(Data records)
##########

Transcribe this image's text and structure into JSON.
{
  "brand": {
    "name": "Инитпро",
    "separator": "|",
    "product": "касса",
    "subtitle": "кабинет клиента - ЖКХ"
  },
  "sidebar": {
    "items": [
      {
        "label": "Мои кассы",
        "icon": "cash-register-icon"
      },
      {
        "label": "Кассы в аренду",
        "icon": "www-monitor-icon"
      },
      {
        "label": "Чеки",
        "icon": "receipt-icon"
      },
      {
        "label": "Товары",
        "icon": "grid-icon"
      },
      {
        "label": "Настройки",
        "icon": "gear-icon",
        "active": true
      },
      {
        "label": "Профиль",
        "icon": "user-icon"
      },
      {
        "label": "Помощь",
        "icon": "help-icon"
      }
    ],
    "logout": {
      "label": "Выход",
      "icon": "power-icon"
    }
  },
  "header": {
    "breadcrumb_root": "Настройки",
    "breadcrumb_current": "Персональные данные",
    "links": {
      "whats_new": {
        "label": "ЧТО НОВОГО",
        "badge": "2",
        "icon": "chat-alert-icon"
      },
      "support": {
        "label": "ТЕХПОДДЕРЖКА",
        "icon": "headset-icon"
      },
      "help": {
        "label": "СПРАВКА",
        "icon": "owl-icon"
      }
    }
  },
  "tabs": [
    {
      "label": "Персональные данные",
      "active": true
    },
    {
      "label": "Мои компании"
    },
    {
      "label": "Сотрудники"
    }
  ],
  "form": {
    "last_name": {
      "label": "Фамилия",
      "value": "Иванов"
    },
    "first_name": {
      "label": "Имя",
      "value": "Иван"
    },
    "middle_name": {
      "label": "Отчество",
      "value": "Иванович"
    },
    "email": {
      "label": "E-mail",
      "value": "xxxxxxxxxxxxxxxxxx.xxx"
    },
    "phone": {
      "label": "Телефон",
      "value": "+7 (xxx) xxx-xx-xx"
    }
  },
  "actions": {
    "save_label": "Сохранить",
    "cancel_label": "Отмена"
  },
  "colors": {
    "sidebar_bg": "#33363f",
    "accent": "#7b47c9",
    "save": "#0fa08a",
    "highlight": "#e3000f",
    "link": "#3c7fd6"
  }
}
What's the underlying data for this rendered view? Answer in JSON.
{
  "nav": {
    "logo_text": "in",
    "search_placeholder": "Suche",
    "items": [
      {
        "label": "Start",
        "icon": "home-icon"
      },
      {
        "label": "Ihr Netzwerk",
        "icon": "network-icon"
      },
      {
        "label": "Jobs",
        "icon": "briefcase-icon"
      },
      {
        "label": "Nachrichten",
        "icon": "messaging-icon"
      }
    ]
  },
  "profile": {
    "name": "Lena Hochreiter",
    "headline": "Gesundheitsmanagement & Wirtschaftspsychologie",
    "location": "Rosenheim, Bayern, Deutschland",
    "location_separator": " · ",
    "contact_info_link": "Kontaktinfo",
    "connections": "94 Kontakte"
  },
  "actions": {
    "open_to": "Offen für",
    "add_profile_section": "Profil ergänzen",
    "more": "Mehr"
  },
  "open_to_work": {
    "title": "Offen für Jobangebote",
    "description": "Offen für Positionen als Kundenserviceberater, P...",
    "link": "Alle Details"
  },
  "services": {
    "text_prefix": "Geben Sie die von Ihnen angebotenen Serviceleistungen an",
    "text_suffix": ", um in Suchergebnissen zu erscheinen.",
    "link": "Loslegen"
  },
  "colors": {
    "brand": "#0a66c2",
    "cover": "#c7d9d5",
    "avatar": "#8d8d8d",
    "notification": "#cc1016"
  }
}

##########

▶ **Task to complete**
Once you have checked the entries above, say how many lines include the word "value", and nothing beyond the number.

▶ **Answer to this task**
5